# Your instructions:
Pick out the lines below with "linguagem" and list them.

### Source information

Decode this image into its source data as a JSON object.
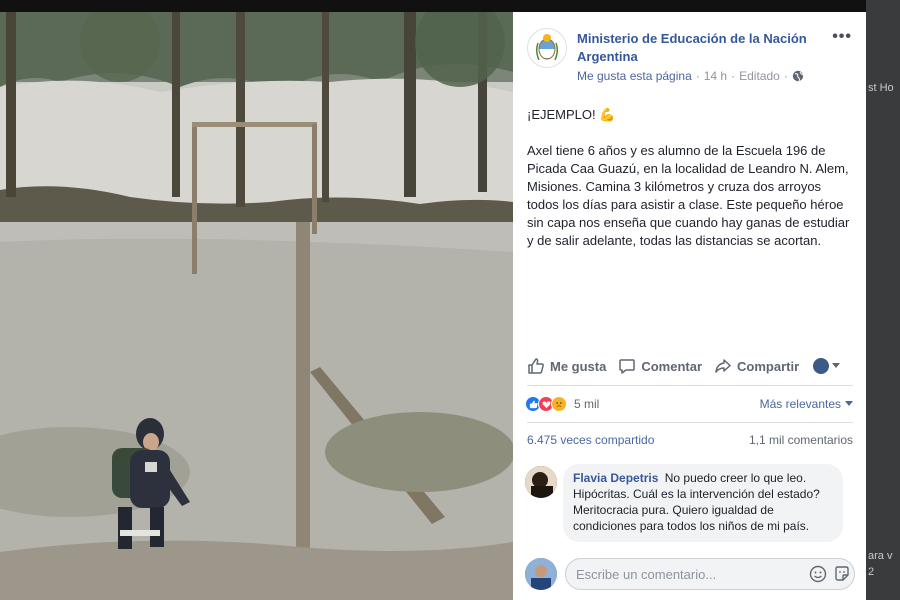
{
  "background": {
    "right_texts": [
      "st Ho",
      "ara v",
      "2"
    ]
  },
  "post": {
    "page_name": "Ministerio de Educación de la Nación Argentina",
    "like_page": "Me gusta esta página",
    "time": "14 h",
    "edited": "Editado",
    "separator": "·",
    "more": "•••",
    "headline": "¡EJEMPLO! 💪",
    "body": "Axel tiene 6 años y es alumno de la Escuela 196 de Picada Caa Guazú, en la localidad de Leandro N. Alem, Misiones. Camina 3 kilómetros y cruza dos arroyos todos los días para asistir a clase. Este pequeño héroe sin capa nos enseña que cuando hay ganas de estudiar y de salir adelante, todas las distancias se acortan."
  },
  "actions": {
    "like": "Me gusta",
    "comment": "Comentar",
    "share": "Compartir"
  },
  "reactions": {
    "count": "5 mil",
    "sort": "Más relevantes",
    "icons": [
      "like-icon",
      "love-icon",
      "sad-icon"
    ]
  },
  "stats": {
    "shares": "6.475 veces compartido",
    "comments": "1,1 mil comentarios"
  },
  "comment": {
    "author": "Flavia Depetris",
    "text": "No puedo creer lo que leo. Hipócritas. Cuál es la intervención del estado? Meritocracia pura. Quiero igualdad de condiciones para todos los niños de mi país."
  },
  "composer": {
    "placeholder": "Escribe un comentario..."
  },
  "colors": {
    "link": "#365899",
    "like_blue": "#2078f4",
    "love_red": "#f33e58",
    "sad_yellow": "#f7b125"
  }
}
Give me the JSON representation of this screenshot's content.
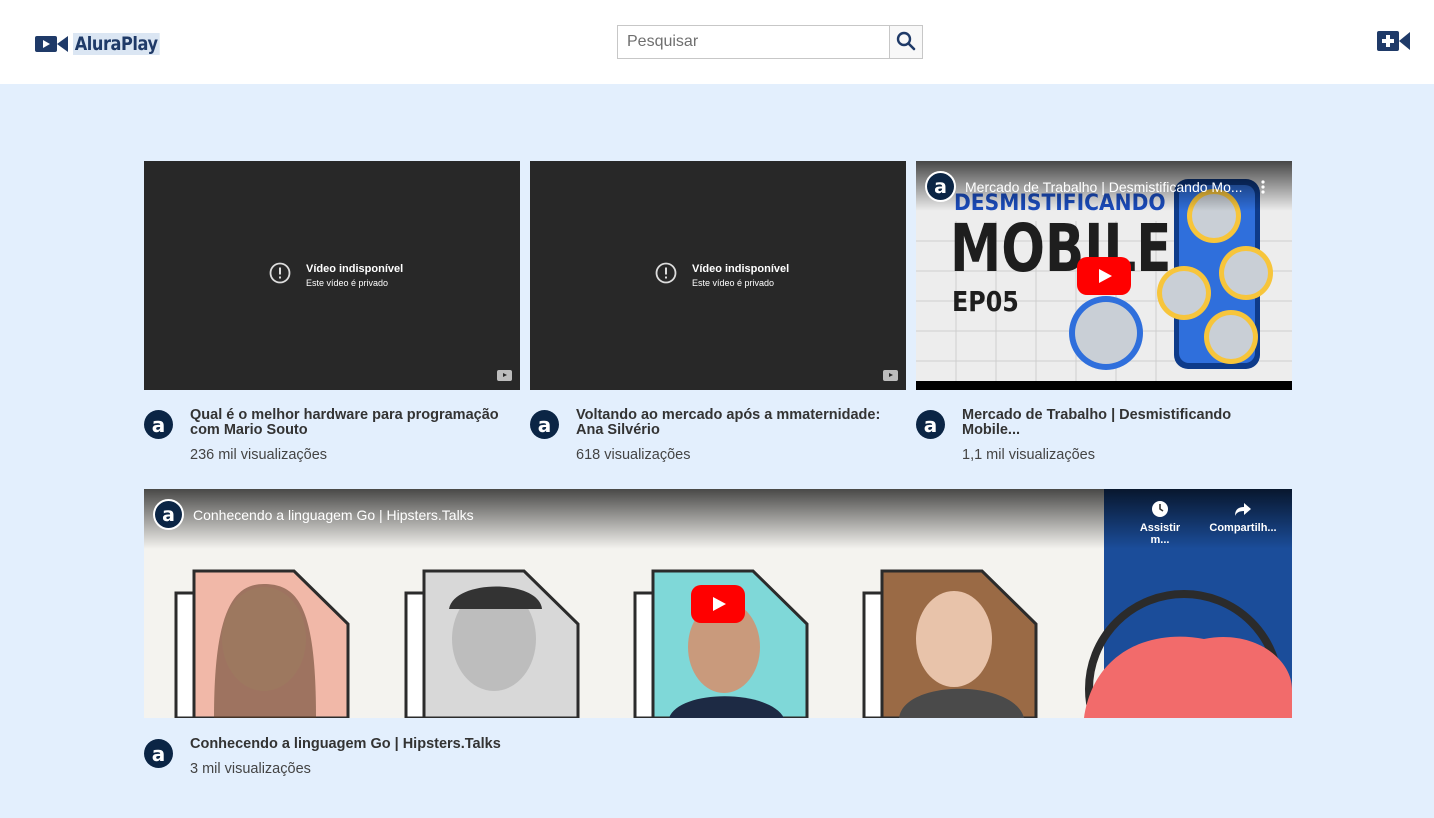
{
  "header": {
    "logo_text": "AluraPlay",
    "search": {
      "placeholder": "Pesquisar",
      "value": ""
    }
  },
  "icons": {
    "logo": "video-camera-icon",
    "search": "magnifier-icon",
    "add_video": "add-video-icon",
    "channel": "alura-a-icon"
  },
  "colors": {
    "header_bg": "#ffffff",
    "page_bg": "#e3effd",
    "brand": "#1f3a68",
    "yt_red": "#ff0000"
  },
  "videos": [
    {
      "title": "Qual é o melhor hardware para programação com Mario Souto",
      "views": "236 mil visualizações",
      "player": {
        "status_title": "Vídeo indisponível",
        "status_sub": "Este vídeo é privado"
      }
    },
    {
      "title": "Voltando ao mercado após a mmaternidade: Ana Silvério",
      "views": "618 visualizações",
      "player": {
        "status_title": "Vídeo indisponível",
        "status_sub": "Este vídeo é privado"
      }
    },
    {
      "title": "Mercado de Trabalho | Desmistificando Mobile...",
      "views": "1,1 mil visualizações",
      "player": {
        "overlay_title": "Mercado de Trabalho | Desmistificando Mo...",
        "thumb_line1": "DESMISTIFICANDO",
        "thumb_line2": "MOBILE",
        "thumb_line3": "EP05"
      }
    },
    {
      "title": "Conhecendo a linguagem Go | Hipsters.Talks",
      "views": "3 mil visualizações",
      "player": {
        "overlay_title": "Conhecendo a linguagem Go | Hipsters.Talks",
        "watch_later": "Assistir m...",
        "share": "Compartilh..."
      }
    }
  ]
}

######

# Solution to the problem:
      "title": "Conhecendo a linguagem Go | Hipsters.Talks",
        "overlay_title": "Conhecendo a linguagem Go | Hipsters.Talks",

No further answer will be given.